“Deflation is not off the table,” said Jeffrey Gundlach, CEO and CIO of DoubleLine Capital, at a briefing in New York on Thursday.
Gundlach (left) opened up wide-ranging remarks with macro-economic views on the risks investors face now: “With so much debt, public and private…minor weakness in economy” could cause deflation, he explained. In the “[Great] Depression, there was a 300% ratio of debt-to-GDP;” this fell to “130% in 1951…[increased to] 276% in 2001,” and hit a whopping “353% in 2009,” his chart showed. “How will that issue affect the investing environment?” he asked.
There are now “$70 trillion unfunded promises to pay [U.S. liabilities including Medicare and Social Security, Treasury securities etc.], against $7.9 trillion of publicly-held Treasury debt,” Gundlach said. In his view, we “can no longer hide problems in Social Security,” Gundlach said, adding that the “deficit numbers are not showing the Social Security liabilities—a $1.6 trillion budget deficit versus $3.6 in Social Security liabilities.”
One solution, Gundlach said he’d read, was to, “gradually raise the retirement age to 69—by 2075. This is not a 2075 problem,” he exclaimed, to lots of laughter.
Anyone who has heard Gundlach speak, read his research or spoken with him in the last four years knows he was early to speak of the credit crisis and financial disaster. He called the mortgage markets an “unmitigated disaster,” during the first half of 2007. And he was proved right. That’s why when he speaks about the investing environment, so many listen. The Drawing Room at the Palace Hotel for the small lunch briefing was packed with institutional investors, family office executives and reporters.
“There must be a massive policy shift,” Gundlach opined, speaking of the debt to GDP ratio, the tax situation in the U.S. He remarked about the election of a Republican majority in the House of Representatives in November and then the tax cuts in December. Saying he likes a nice “long time horizon,” he lamented that we, “must shorten the investment horizon.” We “had [a similar] problem back in the late 1930s-early 1940s,” with the “300% ratio of debt-to-GDP,” he mentioned above. "We solved that," he explained, with “a humongous tax increase. Now we have the same problem—but we never cut the taxes. How do we solve that?” he asks. It’s much harder to boost taxes from a higher base.
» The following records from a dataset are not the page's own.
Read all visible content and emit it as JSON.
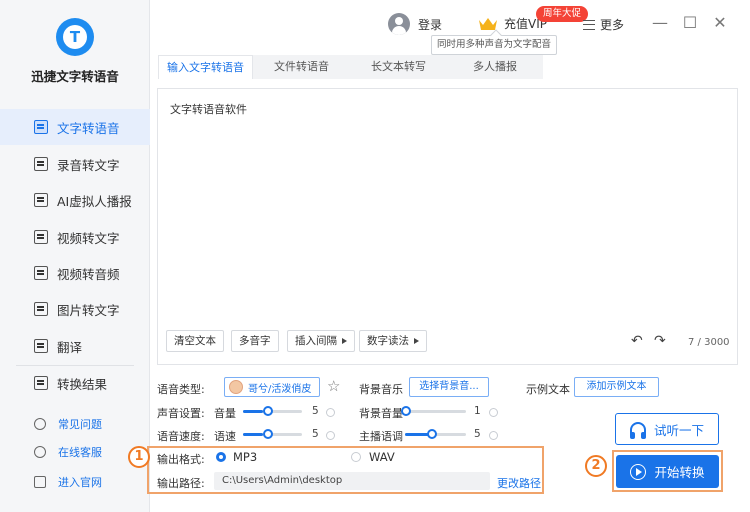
{
  "app": {
    "name": "迅捷文字转语音",
    "accent": "#1a73e8",
    "highlight": "#f07a24"
  },
  "sidebar": {
    "items": [
      {
        "label": "文字转语音",
        "icon": "text-to-speech-icon",
        "active": true
      },
      {
        "label": "录音转文字",
        "icon": "recording-icon"
      },
      {
        "label": "AI虚拟人播报",
        "icon": "ai-avatar-icon"
      },
      {
        "label": "视频转文字",
        "icon": "video-text-icon"
      },
      {
        "label": "视频转音频",
        "icon": "video-audio-icon"
      },
      {
        "label": "图片转文字",
        "icon": "image-text-icon"
      },
      {
        "label": "翻译",
        "icon": "translate-icon"
      },
      {
        "label": "转换结果",
        "icon": "result-icon"
      }
    ],
    "bottom": [
      {
        "label": "常见问题",
        "icon": "help-icon"
      },
      {
        "label": "在线客服",
        "icon": "headset-icon"
      },
      {
        "label": "进入官网",
        "icon": "monitor-icon"
      }
    ]
  },
  "topbar": {
    "login": "登录",
    "vip": "充值VIP",
    "vip_badge": "周年大促",
    "vip_tooltip": "同时用多种声音为文字配音",
    "more": "更多"
  },
  "tabs": [
    "输入文字转语音",
    "文件转语音",
    "长文本转写",
    "多人播报"
  ],
  "editor": {
    "text": "文字转语音软件",
    "buttons": [
      "清空文本",
      "多音字",
      "插入间隔",
      "数字读法"
    ],
    "counter": "7 / 3000"
  },
  "settings": {
    "voice_type_label": "语音类型:",
    "voice_name": "哥兮/活泼俏皮",
    "bg_music_label": "背景音乐",
    "bg_music_btn": "选择背景音...",
    "example_label": "示例文本",
    "example_btn": "添加示例文本",
    "voice_settings_label": "声音设置:",
    "volume_label": "音量",
    "volume_value": "5",
    "bg_volume_label": "背景音量",
    "bg_volume_value": "1",
    "speed_settings_label": "语音速度:",
    "speed_label": "语速",
    "speed_value": "5",
    "pitch_label": "主播语调",
    "pitch_value": "5",
    "volume_level": 0.34,
    "bg_volume_level": 0.0,
    "speed_level": 0.34,
    "pitch_level": 0.4
  },
  "output": {
    "format_label": "输出格式:",
    "format_mp3": "MP3",
    "format_wav": "WAV",
    "path_label": "输出路径:",
    "path_value": "C:\\Users\\Admin\\desktop",
    "change_path": "更改路径"
  },
  "actions": {
    "listen": "试听一下",
    "start": "开始转换",
    "marker1": "1",
    "marker2": "2"
  }
}
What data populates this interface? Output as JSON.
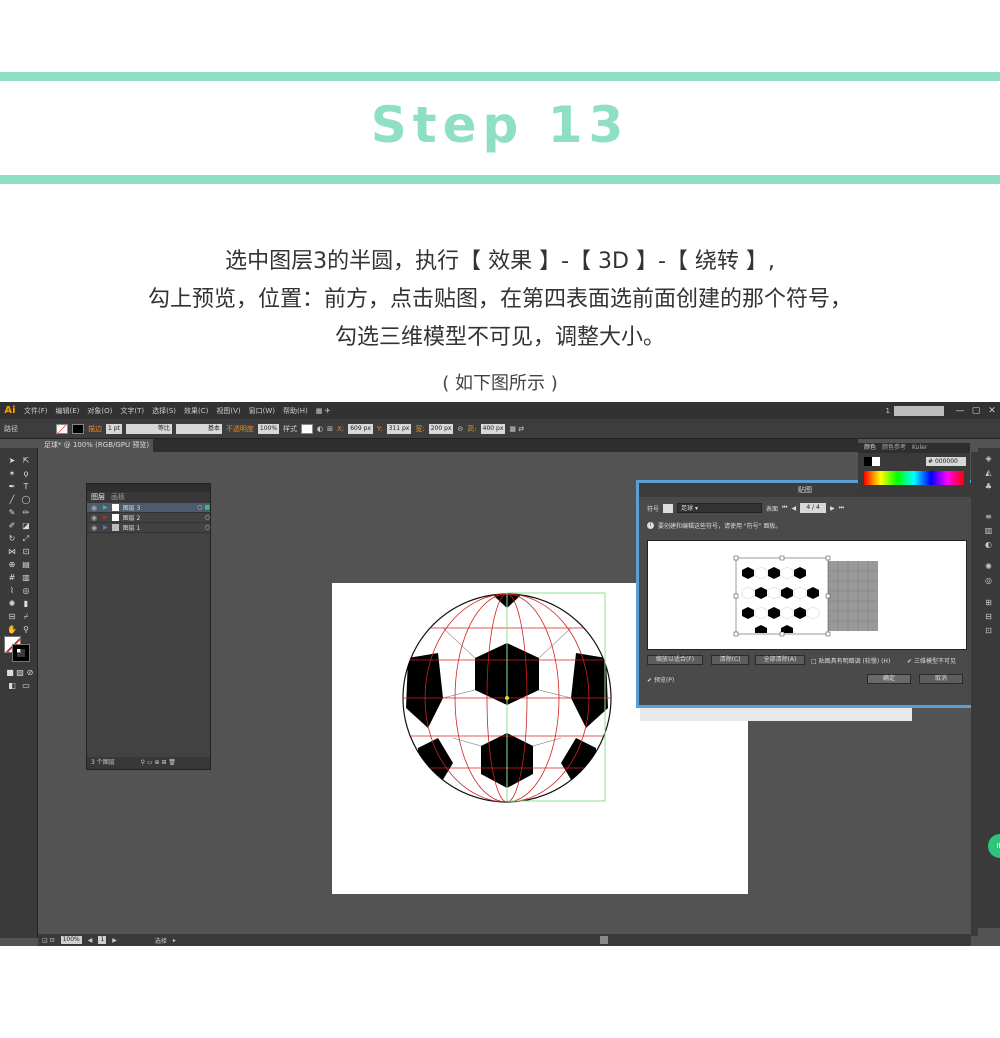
{
  "header": {
    "step_title": "Step 13",
    "instruction_lines": [
      "选中图层3的半圆，执行【 效果 】-【 3D 】-【 绕转 】,",
      "勾上预览，位置：前方，点击贴图，在第四表面选前面创建的那个符号，",
      "勾选三维模型不可见，调整大小。"
    ],
    "caption": "( 如下图所示 )",
    "accent_color": "#8fe0c3"
  },
  "app": {
    "logo": "Ai",
    "menus": [
      "文件(F)",
      "编辑(E)",
      "对象(O)",
      "文字(T)",
      "选择(S)",
      "效果(C)",
      "视图(V)",
      "窗口(W)",
      "帮助(H)"
    ],
    "page_number": "1",
    "window_buttons": [
      "—",
      "▢",
      "✕"
    ]
  },
  "control_bar": {
    "selection_label": "路径",
    "stroke_label": "描边",
    "stroke_weight": "1 pt",
    "profile_label": "等比",
    "brush_label": "基本",
    "opacity_label": "不透明度",
    "opacity_value": "100%",
    "style_label": "样式",
    "x_value": "609 px",
    "y_value": "311 px",
    "w_value": "200 px",
    "h_value": "400 px"
  },
  "document": {
    "tab_title": "足球* @ 100% (RGB/GPU 预览)"
  },
  "layers_panel": {
    "tabs": [
      "图层",
      "画板"
    ],
    "rows": [
      {
        "name": "图层 3",
        "selected": true
      },
      {
        "name": "图层 2",
        "selected": false
      },
      {
        "name": "图层 1",
        "selected": false
      }
    ],
    "footer_text": "3 个图层"
  },
  "color_panel": {
    "tabs": [
      "颜色",
      "颜色参考",
      "Kuler"
    ],
    "hex_value": "000000"
  },
  "map_art_dialog": {
    "title": "贴图",
    "symbol_label": "符号",
    "symbol_value": "足球",
    "surface_label": "表面",
    "surface_value": "4 / 4",
    "info_text": "要创建和编辑这些符号，请使用 \"符号\" 面板。",
    "scale_to_fit_button": "缩放以适合(F)",
    "clear_button": "清除(C)",
    "clear_all_button": "全部清除(A)",
    "shade_artwork_label": "贴图具有明暗调 (较慢) (H)",
    "invisible_geometry_label": "三维模型不可见",
    "invisible_geometry_checked": true,
    "preview_label": "预览(P)",
    "preview_checked": true,
    "ok_button": "确定",
    "cancel_button": "取消"
  },
  "status_bar": {
    "zoom": "100%",
    "page": "1",
    "tool_name": "选择"
  },
  "badge": {
    "text": "IN"
  }
}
Gundlach mentions that “81%” of participants in a poll in The Wall Street Journal said they would favor a “surtax on earnings of $1 million or more.” And “68% are in favor of raising taxes on $250,000 or higher wage-earners,” he said. Really, Gundlach added, we are “headed for 'The Taxes Are Too Darn Low Party,’ but don't be surprised if it doesn't win.”
Unemployment Much Higher Than Figures Show
There has been, contrary to other economic recoveries, Gundlach noted, “no job growth since end of the recession.” And unemployment, he said, is vastly understated. He’s said this before: while the government’s public figures are 8.9% as of February, Gundlach asserted that the real numbers a much, much higher once you account for the long-term unemployed and underemployed; that’s really “16% or 17%;” and if you count the people who have been “conveniently” categorized out of the work force and not counted, it’s “really 24% or 25 % unemployment.”
This is, Gundlach said, “Starting to have societal impact.”
The ‘Good News’
The "good news is, manufacturing is flat out good! Jobless claims today were in the 400,000 zone, better, but the global economy is not showing it,” noted Gundlach, moving on to speak of asset classes.
Looking at commodities, he said, “gold, I don't mind; I own shares from late ’90s. I don't really like gold so much…it's just so heavy,” Gundlach said, tongue-in-cheek. He likes “gemstones better, noting that you can carry a couple million dollars’ worth in your pockets. “All the gold [that’s been] mined fits in a 67-foot cube, so the argument is scarcity.”But Gundlach points to Warren Buffett’s remarks about gold: “’Would you rather have 10 Exxons, plus all the farmland in U.S. plus a couple-trillion dollars left over?’”
Silver, of course, is something else altogether. It has had quite a run, and as Gundlach put it, “When silver outperforms gold it's time to get out of commodities,” noting its “17 to 37 run-up in six months.”